Fun Science: Melting Crayons

Have you ever wanted to make your own unique picture using crayons? Have you ever tried melting crayons to create a really colourful picture? With this exciting experiment you can create your own colourful pictures using the power of heat. Check out the post on how to conduct this artistic experiment.

This experiment will help children to understand how to turn a solid into a liquid with heat. For this experiment you will need a plain white canvas, a pack of different coloured crayons, super glue and a hair dryer.

You will need...

You will need…


First of all you will need to glue the all of the crayons on a straight line at the top of the canvas. You need to wait for them to thoroughly dry before moving onto the next step.

Why not try a different pattern/ array of colours once you have tried the experiment once.





glue crayons to the top of the canvas

Glue crayons to the top of the canvas

Next you will need to lean the canvas against something so that it is at an angle. If you are using a wall you may wish to place lots of newspaper around the canvas and on the wall to ensure any mess can be cleaned up easily. You could also try leaning it against cups or a box as long as it is at an angle you can then move onto the next step.

The fun part:

Then you will need to use the hair dryer to start melting the crayons- this may take several minutes.

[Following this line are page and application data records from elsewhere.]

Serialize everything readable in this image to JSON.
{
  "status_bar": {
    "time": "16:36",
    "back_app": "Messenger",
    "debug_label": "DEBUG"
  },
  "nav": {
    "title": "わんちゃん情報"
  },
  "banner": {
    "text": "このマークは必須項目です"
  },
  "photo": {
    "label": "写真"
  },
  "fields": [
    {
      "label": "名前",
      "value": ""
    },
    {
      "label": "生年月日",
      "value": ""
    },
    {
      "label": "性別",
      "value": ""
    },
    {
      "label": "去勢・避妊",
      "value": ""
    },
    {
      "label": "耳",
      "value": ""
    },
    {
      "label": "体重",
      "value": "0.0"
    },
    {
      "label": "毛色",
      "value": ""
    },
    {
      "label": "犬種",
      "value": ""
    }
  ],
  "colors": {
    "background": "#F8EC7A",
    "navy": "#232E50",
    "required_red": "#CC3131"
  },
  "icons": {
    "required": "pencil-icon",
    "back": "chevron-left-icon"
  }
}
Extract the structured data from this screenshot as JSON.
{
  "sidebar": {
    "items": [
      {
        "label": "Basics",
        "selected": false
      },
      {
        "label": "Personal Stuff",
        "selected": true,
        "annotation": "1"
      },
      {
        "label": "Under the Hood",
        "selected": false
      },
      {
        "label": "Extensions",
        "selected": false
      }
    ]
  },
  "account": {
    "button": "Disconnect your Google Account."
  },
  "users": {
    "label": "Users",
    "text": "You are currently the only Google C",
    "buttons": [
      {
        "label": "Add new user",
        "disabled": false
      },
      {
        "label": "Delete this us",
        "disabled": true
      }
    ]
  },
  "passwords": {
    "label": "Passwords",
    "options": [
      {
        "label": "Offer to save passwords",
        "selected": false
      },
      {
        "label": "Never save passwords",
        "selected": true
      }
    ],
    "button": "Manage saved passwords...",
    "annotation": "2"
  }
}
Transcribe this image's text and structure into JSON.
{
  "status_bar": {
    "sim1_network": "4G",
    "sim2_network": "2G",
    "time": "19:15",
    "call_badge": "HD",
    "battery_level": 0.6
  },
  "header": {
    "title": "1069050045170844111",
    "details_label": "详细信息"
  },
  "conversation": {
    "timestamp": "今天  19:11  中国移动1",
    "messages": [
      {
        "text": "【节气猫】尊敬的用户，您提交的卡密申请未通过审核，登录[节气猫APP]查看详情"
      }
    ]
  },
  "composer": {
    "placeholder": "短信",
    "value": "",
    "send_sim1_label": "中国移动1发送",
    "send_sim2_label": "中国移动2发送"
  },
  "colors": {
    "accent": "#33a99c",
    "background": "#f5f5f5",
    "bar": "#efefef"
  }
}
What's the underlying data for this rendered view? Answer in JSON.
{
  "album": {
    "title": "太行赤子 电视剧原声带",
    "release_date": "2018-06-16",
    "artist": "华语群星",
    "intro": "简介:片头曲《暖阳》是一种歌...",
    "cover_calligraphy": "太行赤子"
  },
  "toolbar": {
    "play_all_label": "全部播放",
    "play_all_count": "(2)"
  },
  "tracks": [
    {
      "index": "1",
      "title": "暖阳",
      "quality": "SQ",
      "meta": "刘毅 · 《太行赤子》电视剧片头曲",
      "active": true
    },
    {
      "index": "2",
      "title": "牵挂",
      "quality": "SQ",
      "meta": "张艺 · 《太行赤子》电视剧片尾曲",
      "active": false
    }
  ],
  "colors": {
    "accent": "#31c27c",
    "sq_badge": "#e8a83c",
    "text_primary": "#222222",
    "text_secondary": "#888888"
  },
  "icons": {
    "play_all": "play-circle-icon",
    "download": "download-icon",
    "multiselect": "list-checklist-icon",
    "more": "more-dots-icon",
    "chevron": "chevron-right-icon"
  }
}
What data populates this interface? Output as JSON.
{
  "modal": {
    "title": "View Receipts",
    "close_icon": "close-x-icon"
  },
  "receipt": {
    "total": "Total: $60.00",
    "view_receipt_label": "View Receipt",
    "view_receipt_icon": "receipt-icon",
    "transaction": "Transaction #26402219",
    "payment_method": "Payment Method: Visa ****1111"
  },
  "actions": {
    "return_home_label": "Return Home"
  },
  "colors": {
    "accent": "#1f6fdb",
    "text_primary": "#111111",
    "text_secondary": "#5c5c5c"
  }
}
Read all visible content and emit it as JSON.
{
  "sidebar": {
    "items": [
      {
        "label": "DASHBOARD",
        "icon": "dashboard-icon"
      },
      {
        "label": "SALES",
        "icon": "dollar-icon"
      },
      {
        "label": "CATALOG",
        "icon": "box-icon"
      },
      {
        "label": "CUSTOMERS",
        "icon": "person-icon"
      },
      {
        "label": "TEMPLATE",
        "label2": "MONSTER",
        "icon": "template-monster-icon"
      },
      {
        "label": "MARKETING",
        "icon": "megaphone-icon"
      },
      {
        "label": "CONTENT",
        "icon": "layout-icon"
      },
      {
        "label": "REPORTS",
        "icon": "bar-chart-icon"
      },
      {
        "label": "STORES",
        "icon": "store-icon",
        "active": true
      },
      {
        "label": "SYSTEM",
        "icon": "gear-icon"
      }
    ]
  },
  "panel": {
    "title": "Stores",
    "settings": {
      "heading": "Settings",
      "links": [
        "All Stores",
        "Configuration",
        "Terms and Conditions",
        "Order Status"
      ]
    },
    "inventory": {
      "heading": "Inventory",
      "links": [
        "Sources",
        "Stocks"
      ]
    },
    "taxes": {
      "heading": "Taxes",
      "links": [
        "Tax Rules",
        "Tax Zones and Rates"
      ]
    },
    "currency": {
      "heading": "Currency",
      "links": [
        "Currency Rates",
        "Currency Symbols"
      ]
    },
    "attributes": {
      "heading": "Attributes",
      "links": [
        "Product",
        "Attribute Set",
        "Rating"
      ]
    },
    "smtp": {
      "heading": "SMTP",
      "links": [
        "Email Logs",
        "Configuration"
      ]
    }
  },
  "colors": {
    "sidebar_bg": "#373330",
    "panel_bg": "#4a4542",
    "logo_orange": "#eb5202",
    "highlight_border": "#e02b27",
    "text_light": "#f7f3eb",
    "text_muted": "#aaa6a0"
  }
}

Check out the video below on how to melt the crayons:

You will then have to wait a few minutes for the picture to dry- you will now have a beautiful colourful canvas!

Colourful melted crayons

Colourful melted crayons










The Science Bit:

Crayola Crayons are made primarily from paraffin wax and color pigment. This process is the same for all Crayola Crayon colors. The paraffin wax is melted and mixed together with pre-measured amounts of color pigments.

Colour makes a big difference. The pigments, which give each crayon its colour, don’t react the same way to heat. Darker crayons will melt faster because it has dark pigments while yellow crayons melt slowly because of the light pigments.

The children will experience  the crayons in a solid state versus a liquid state. This means that they will be learning about solids and liquids.
To provide an example the chair you are sitting on is a solid and the water you drink is liquid.

Changing State

The atoms and molecules don’t change, but the way they move about does. Water, for example, is always made up of two hydrogen atoms and one oxygen atom. However, it can take the state of liquid, solid (ice), and gas (steam). Matter changes state when more energy gets added to it. Energy is often added in the form of heat or pressure. So for this example the crayons are getting energy from the heat and this makes the crayons melt. Liquid molecules are looser and can move about easily.

As the picture dries the crayons will become a solid again. When solid, the molecules are held tightly together they don’t move easily. Once it is dry and has cooled you may want to touch the picture? What does dried melted wax feel like?

Why not try cutting out an image with black paper to create your own unique picture that you can put on the wall. Check out some of the amazing examples below.